We also have a student council who meet regularly and have the opportunity to influence decisions. Pupil preference also helps to mould and determine our curriculum, for example what elements of our ‘options’ programme at KS4 are successful or need developing and our Friday activities programme. Friday activities is a bespoke approach that seeks to capitalise on the facilities at Hunters Hill such as the woods and fields for ‘Forest School’ activities or the Farm where skills around animal care and other associated experiences come to the fore.
If a parent or a child with SEND has a complaint about the school, how does the governing body deal with the complaint?
We have a complaints policy. In the first instance we would encourage parents to contact the Headteacher, Rev Andrew Lomas or other members of the Senior Leadership Team to discuss the complaint.
How does the Governing body involve other people in meeting the needs of pupils with special educational needs including support for their families?
There is a strong team of pastoral staff who work closely with children and families to ensure that the needs of the children are met.
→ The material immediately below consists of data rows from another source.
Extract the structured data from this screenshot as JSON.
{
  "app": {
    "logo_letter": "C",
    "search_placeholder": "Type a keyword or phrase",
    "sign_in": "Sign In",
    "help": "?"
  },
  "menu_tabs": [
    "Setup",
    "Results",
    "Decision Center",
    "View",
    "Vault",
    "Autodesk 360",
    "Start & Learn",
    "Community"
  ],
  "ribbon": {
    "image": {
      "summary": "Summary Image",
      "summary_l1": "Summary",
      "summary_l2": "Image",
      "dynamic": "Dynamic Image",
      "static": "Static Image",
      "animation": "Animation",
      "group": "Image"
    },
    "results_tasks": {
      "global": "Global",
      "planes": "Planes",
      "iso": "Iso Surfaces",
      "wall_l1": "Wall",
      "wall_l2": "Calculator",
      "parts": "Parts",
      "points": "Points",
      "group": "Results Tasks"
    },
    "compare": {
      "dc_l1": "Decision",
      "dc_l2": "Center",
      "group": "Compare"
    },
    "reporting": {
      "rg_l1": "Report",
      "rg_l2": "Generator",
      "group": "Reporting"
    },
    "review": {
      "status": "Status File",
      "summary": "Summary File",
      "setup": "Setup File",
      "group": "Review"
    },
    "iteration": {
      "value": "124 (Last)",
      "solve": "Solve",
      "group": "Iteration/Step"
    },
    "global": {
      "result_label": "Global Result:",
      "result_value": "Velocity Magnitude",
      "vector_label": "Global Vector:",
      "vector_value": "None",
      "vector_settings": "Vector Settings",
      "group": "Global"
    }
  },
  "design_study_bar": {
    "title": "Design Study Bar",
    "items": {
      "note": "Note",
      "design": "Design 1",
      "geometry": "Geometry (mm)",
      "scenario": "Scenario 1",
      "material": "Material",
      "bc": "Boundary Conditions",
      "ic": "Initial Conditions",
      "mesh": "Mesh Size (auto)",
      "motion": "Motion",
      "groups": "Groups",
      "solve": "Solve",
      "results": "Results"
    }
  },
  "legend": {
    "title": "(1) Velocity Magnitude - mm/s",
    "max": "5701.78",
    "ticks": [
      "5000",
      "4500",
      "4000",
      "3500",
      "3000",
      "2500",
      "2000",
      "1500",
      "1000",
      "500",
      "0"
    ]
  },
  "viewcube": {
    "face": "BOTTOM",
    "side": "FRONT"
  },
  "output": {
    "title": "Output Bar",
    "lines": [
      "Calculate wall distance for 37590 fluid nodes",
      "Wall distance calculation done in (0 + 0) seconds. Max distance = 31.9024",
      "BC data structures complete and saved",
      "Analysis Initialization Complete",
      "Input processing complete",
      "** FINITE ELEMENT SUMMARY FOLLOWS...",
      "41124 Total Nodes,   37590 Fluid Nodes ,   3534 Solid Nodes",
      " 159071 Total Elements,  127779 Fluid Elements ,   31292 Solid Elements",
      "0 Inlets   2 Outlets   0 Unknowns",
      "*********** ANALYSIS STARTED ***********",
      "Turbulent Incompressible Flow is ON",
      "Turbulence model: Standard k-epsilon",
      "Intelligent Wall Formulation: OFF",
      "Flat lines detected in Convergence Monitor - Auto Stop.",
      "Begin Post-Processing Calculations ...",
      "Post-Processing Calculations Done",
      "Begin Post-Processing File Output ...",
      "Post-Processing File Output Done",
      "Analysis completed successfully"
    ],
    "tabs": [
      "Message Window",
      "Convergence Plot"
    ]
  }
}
One of our Governors has a specific remit to work with the Head of Care to ensure that our residential provision (itself monitored and regulated by a separate yearly OFSTED inspection) and it is through these channels that we both ensure the best practice on terms of communication and involvement with families and seek further opportunities to develop. Our trailblazing work with the ‘Pathfinder’ project (see website for more details) is another developing and critical aspect of our work to involve and help families.
Who are the support services that can help parents with pupils who have special educational needs?
Parent Partnership services are available to help parents through the assessment process and can also help facilitate school visits and offer advice. SENAR are the department within the LA who manage the assessment process.
There are several parent support groups in Birmingham who offer support and guidance, a number of these organisations have parents of children with SEND who work with them.
How do the school support pupils with SEND through Transition?
The arrangements for transition vary dependent on the developmental stage the pupils are at. On entry to school the transition is planned on an individual basis with the family. This usually includes an informal visit by parents, an observation at the current school placement and a formal visit to school with the pupil. We offer two induction days for September starters. Arrangements for pupils who start at other times of the year are made on an individual basis.
If a pupil is coming to us from a different school, we will always try to visit them in their current setting and if possible attend their final review.
Transition from school – Pupils in Year 9 and their parents/carers have discussions about their future after school and their hopes and aspirations. Many pupils transfer into a variety of College placements. Our Transition team (see school website) have dedicated and experienced staff who work closely with residential and school staff in order to secure the best outcomes for pupils throughout KS4 and beyond – ensuring appropriate qualifications, destinations and support for our students.
How can parents find the Birmingham Local Authorities Local Offer?
Birmingham’s Local offer can be found on the My Care in Birmingham website.
Hunters Hill College have actively used its PP funding this year to support and engage students who are from disadvantaged backgrounds. The PP document below goes into more detail with how specific funds have been allocated for the 2017/18 financial year.